Last week we learned that an alarming number of small business owners are ill-prepared for retirement, and a new report from SmartDollar suggests that many of the employees at these firms are in a similar situation. Specifically, more than two-thirds (68 percent) of surveyed U.S. adults who work at companies with fewer than 200 employees said that they are currently living paycheck to paycheck. Among those same respondents, just 15 percent reported that they are optimistic about their ability to retire “on time.” In contrast, 42 percent of surveyed small business employees who said that they do not live paycheck to paycheck reported that they were either “confident” or “very confident” about their retirement prospects.
Unsurprisingly, employee respondents living paycheck to paycheck were also found to be less confident about their short-term finances. For example, more than half of these workers said that they would likely have a difficult time covering a $1,000 emergency expense without having to borrow the funds, compared to just 3 percent for non-paycheck-to-paycheck employees. Further, three out of five financially strapped small business workers said that paying off all of their consumer debt is their most important goal right now but only 29 percent reported confidence that they would be able to do so within the next two years. On the other hand, nearly three-quarters (72 percent) of surveyed workers who said that they never live paycheck to paycheck felt “confident” or “very confident” that they could become debt free within 24 months.

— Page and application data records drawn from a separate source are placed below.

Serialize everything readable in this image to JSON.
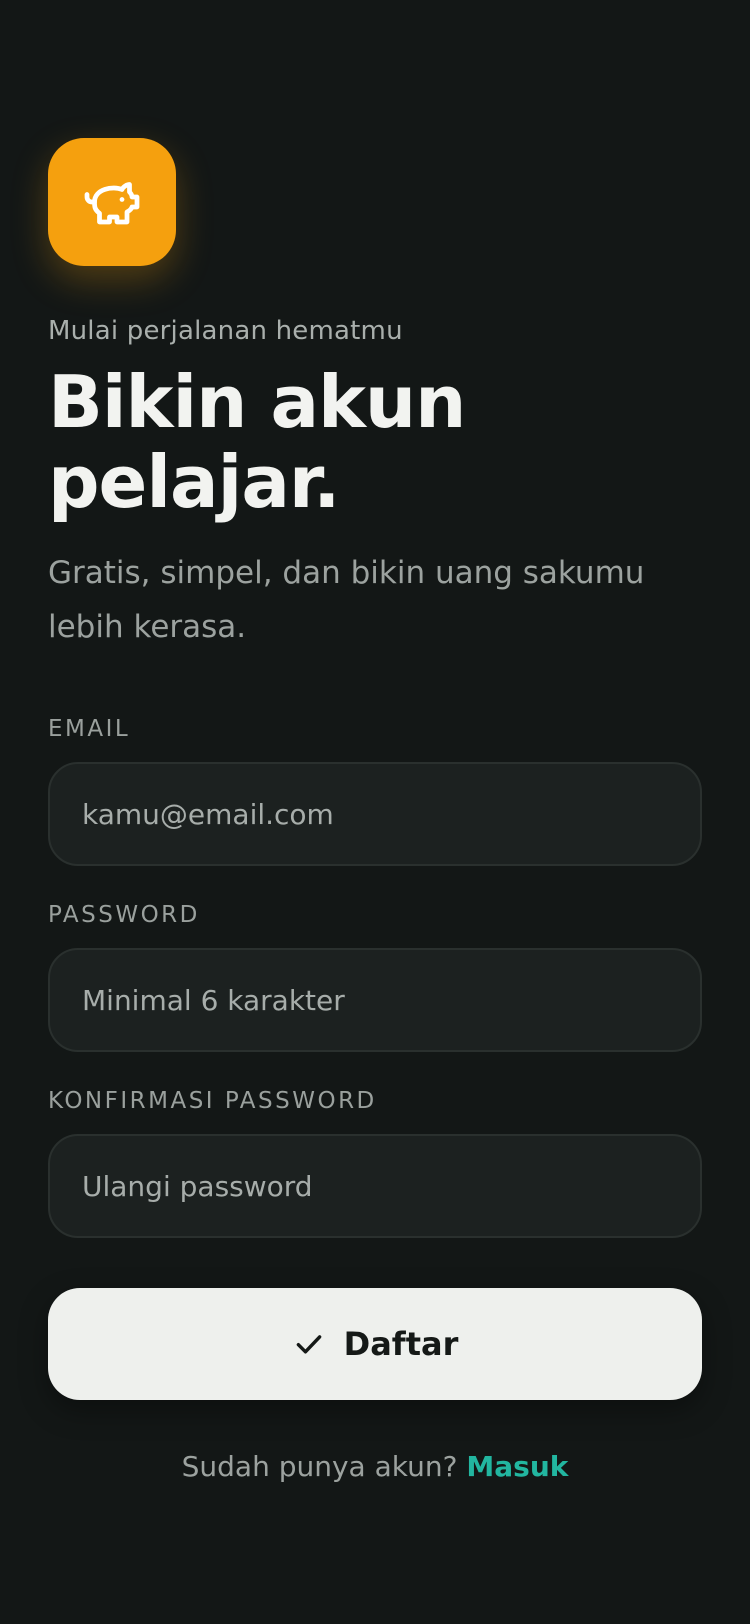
{
  "logo": {
    "icon": "piggy-bank-icon",
    "background_color": "#f5a00e"
  },
  "header": {
    "eyebrow": "Mulai perjalanan hematmu",
    "title_line_1": "Bikin akun",
    "title_line_2": "pelajar.",
    "subtitle": "Gratis, simpel, dan bikin uang sakumu lebih kerasa."
  },
  "form": {
    "email": {
      "label": "EMAIL",
      "placeholder": "kamu@email.com",
      "value": ""
    },
    "password": {
      "label": "PASSWORD",
      "placeholder": "Minimal 6 karakter",
      "value": ""
    },
    "confirm_password": {
      "label": "KONFIRMASI PASSWORD",
      "placeholder": "Ulangi password",
      "value": ""
    },
    "submit": {
      "icon": "check-icon",
      "label": "Daftar"
    }
  },
  "footer": {
    "prompt": "Sudah punya akun?",
    "login_link": "Masuk",
    "link_color": "#22b6a0"
  }
}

Such money troubles can create a lot of stress for these small business employees, which if carried with them into the workplace can result in reduced productivity, as well as elevated turnover and higher medical expenses (premiums) for employers. One thing that can help improve the overall financial situation for many small business workers is access to a company-sponsored retirement plan. The Employee Benefit Research Institute (EBRI), for instance, calculated that workers earning between $30,000 and $50,000 per year with access to such a plan are 16.4 times more likely to save for retirement. Sadly, though, a lack of retirement assistance for workers is more common at smaller firms, evidenced by a Bureau of Labor Statistics study which found that only around half of Americans employed by companies with fewer than 100 workers have access to a workplace retirement plan, compared to 86 percent at firms with 100 or more employees.

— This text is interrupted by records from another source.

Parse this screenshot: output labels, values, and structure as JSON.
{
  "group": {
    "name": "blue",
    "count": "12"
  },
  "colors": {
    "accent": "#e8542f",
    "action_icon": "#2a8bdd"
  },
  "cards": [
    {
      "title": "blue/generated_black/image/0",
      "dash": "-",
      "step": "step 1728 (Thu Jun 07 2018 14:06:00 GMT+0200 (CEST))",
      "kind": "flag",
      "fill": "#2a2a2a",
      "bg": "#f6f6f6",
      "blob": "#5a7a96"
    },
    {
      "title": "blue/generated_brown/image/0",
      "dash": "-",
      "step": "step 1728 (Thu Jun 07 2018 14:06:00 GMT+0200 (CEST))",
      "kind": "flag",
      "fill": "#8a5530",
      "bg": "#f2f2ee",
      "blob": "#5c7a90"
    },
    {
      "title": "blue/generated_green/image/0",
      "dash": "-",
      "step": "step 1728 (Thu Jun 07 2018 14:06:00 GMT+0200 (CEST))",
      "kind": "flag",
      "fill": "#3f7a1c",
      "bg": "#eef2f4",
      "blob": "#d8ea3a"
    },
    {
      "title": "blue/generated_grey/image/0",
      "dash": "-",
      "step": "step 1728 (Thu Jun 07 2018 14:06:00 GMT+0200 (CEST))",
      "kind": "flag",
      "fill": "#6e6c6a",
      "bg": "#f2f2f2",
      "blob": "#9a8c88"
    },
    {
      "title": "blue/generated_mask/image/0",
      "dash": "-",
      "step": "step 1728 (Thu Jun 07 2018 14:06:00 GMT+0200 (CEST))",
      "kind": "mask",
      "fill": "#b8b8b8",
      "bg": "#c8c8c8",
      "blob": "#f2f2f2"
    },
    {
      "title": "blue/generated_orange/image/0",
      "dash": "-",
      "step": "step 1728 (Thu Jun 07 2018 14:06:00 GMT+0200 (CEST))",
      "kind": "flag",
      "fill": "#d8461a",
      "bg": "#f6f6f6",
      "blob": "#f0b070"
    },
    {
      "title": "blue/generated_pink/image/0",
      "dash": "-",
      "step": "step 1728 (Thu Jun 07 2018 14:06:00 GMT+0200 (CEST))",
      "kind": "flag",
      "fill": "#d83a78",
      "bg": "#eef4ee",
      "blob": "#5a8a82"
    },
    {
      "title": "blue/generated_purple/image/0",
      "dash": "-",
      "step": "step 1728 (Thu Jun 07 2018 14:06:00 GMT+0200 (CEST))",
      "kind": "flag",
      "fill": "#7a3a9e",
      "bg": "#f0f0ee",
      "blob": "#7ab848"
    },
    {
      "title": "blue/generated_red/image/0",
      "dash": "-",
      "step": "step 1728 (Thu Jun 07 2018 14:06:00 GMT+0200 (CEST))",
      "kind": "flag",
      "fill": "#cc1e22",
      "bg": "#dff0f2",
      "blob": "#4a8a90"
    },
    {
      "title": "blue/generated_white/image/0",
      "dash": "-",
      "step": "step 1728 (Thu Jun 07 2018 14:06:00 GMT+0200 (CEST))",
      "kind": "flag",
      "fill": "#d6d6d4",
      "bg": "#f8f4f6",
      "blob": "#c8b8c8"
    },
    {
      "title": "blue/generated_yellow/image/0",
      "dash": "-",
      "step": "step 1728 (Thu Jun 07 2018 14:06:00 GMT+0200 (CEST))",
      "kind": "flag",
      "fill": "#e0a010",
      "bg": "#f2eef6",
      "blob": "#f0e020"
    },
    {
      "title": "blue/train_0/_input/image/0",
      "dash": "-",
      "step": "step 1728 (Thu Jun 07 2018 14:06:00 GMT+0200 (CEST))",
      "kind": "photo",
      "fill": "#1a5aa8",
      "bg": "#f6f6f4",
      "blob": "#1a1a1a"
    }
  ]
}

In many cases smaller firms avoid offering such benefits because the cost of doing so is believed to be too great. Fortunately, the are several options that can enable more small businesses to provide their workers with attractive retirement benefits. Multiple employer plans (MEPs), for instance, allow two or more employers to participate in employee benefit plans that are maintained as a single plan. This pooling of plan assets can lead to a significant reduction in the barriers to entry (costs) associated with a high quality defined contribution (DC) plan, and lower administrative burdens and reduced fiduciary responsibilities are possible as well. More information on the advantages of MEPs can be found here, and additional help is available by working with a professional employer organization (PEO).

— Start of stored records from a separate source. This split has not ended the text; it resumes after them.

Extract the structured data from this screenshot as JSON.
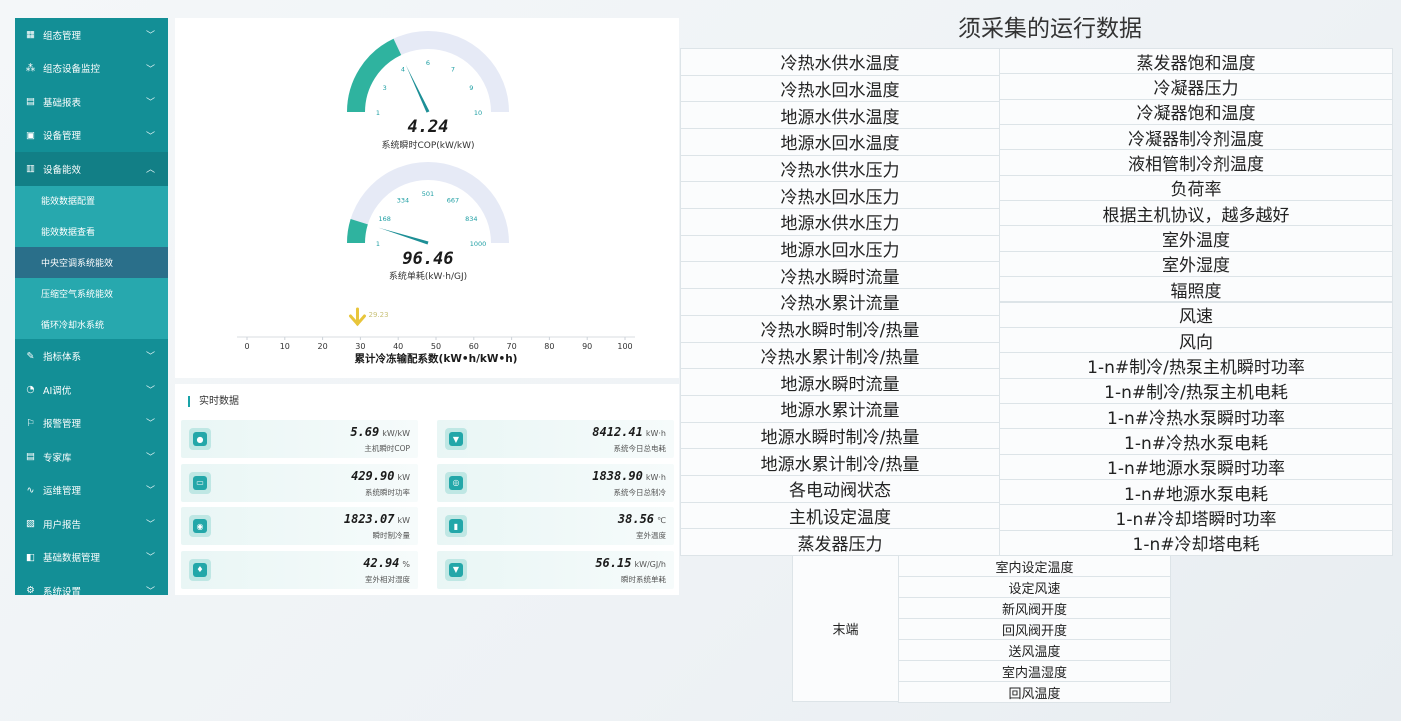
{
  "sidebar": {
    "items": [
      {
        "label": "组态管理",
        "icon": "grid-icon"
      },
      {
        "label": "组态设备监控",
        "icon": "network-icon"
      },
      {
        "label": "基础报表",
        "icon": "report-icon"
      },
      {
        "label": "设备管理",
        "icon": "device-icon"
      },
      {
        "label": "设备能效",
        "icon": "chart-icon",
        "open": true
      }
    ],
    "submenu": [
      {
        "label": "能效数据配置"
      },
      {
        "label": "能效数据查看"
      },
      {
        "label": "中央空调系统能效",
        "active": true
      },
      {
        "label": "压缩空气系统能效"
      },
      {
        "label": "循环冷却水系统"
      }
    ],
    "items_after": [
      {
        "label": "指标体系",
        "icon": "edit-icon"
      },
      {
        "label": "AI调优",
        "icon": "ai-icon"
      },
      {
        "label": "报警管理",
        "icon": "alarm-icon"
      },
      {
        "label": "专家库",
        "icon": "book-icon"
      },
      {
        "label": "运维管理",
        "icon": "pulse-icon"
      },
      {
        "label": "用户报告",
        "icon": "user-report-icon"
      },
      {
        "label": "基础数据管理",
        "icon": "database-icon"
      },
      {
        "label": "系统设置",
        "icon": "settings-icon"
      }
    ]
  },
  "gauge1": {
    "value": "4.24",
    "value_num": 4.24,
    "label": "系统瞬时COP(kW/kW)",
    "min": 1,
    "max": 10,
    "ticks": [
      "1",
      "3",
      "4",
      "6",
      "7",
      "9",
      "10"
    ],
    "fill_color": "#2fb39f"
  },
  "gauge2": {
    "value": "96.46",
    "value_num": 96.46,
    "label": "系统单耗(kW·h/GJ)",
    "min": 1,
    "max": 1000,
    "ticks": [
      "1",
      "168",
      "334",
      "501",
      "667",
      "834",
      "1000"
    ],
    "fill_color": "#2fb39f"
  },
  "linear_scale": {
    "marker": "29.23",
    "marker_value": 29.23,
    "ticks": [
      "0",
      "10",
      "20",
      "30",
      "40",
      "50",
      "60",
      "70",
      "80",
      "90",
      "100"
    ],
    "label": "累计冷冻输配系数(kW•h/kW•h)",
    "marker_color": "#e8c53a"
  },
  "realtime": {
    "title": "实时数据",
    "cards": [
      {
        "value": "5.69",
        "unit": "kW/kW",
        "label": "主机瞬时COP",
        "icon": "cop-icon"
      },
      {
        "value": "8412.41",
        "unit": "kW·h",
        "label": "系统今日总电耗",
        "icon": "power-icon"
      },
      {
        "value": "429.90",
        "unit": "kW",
        "label": "系统瞬时功率",
        "icon": "monitor-icon"
      },
      {
        "value": "1838.90",
        "unit": "kW·h",
        "label": "系统今日总制冷",
        "icon": "cooling-icon"
      },
      {
        "value": "1823.07",
        "unit": "kW",
        "label": "瞬时制冷量",
        "icon": "snow-icon"
      },
      {
        "value": "38.56",
        "unit": "℃",
        "label": "室外温度",
        "icon": "thermometer-icon"
      },
      {
        "value": "42.94",
        "unit": "%",
        "label": "室外相对湿度",
        "icon": "humidity-icon"
      },
      {
        "value": "56.15",
        "unit": "kW/GJ/h",
        "label": "瞬时系统单耗",
        "icon": "energy-icon"
      }
    ]
  },
  "right": {
    "title": "须采集的运行数据",
    "col1": [
      "冷热水供水温度",
      "冷热水回水温度",
      "地源水供水温度",
      "地源水回水温度",
      "冷热水供水压力",
      "冷热水回水压力",
      "地源水供水压力",
      "地源水回水压力",
      "冷热水瞬时流量",
      "冷热水累计流量",
      "冷热水瞬时制冷/热量",
      "冷热水累计制冷/热量",
      "地源水瞬时流量",
      "地源水累计流量",
      "地源水瞬时制冷/热量",
      "地源水累计制冷/热量",
      "各电动阀状态",
      "主机设定温度",
      "蒸发器压力"
    ],
    "col2": [
      "蒸发器饱和温度",
      "冷凝器压力",
      "冷凝器饱和温度",
      "冷凝器制冷剂温度",
      "液相管制冷剂温度",
      "负荷率",
      "根据主机协议，越多越好",
      "室外温度",
      "室外湿度",
      "辐照度",
      "风速",
      "风向",
      "1-n#制冷/热泵主机瞬时功率",
      "1-n#制冷/热泵主机电耗",
      "1-n#冷热水泵瞬时功率",
      "1-n#冷热水泵电耗",
      "1-n#地源水泵瞬时功率",
      "1-n#地源水泵电耗",
      "1-n#冷却塔瞬时功率",
      "1-n#冷却塔电耗"
    ],
    "terminal_label": "末端",
    "terminal_items": [
      "室内设定温度",
      "设定风速",
      "新风阀开度",
      "回风阀开度",
      "送风温度",
      "室内温湿度",
      "回风温度"
    ]
  }
}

Sources: SmartDollar, NAPA, Prudential, EBRIPost author: Charles Couch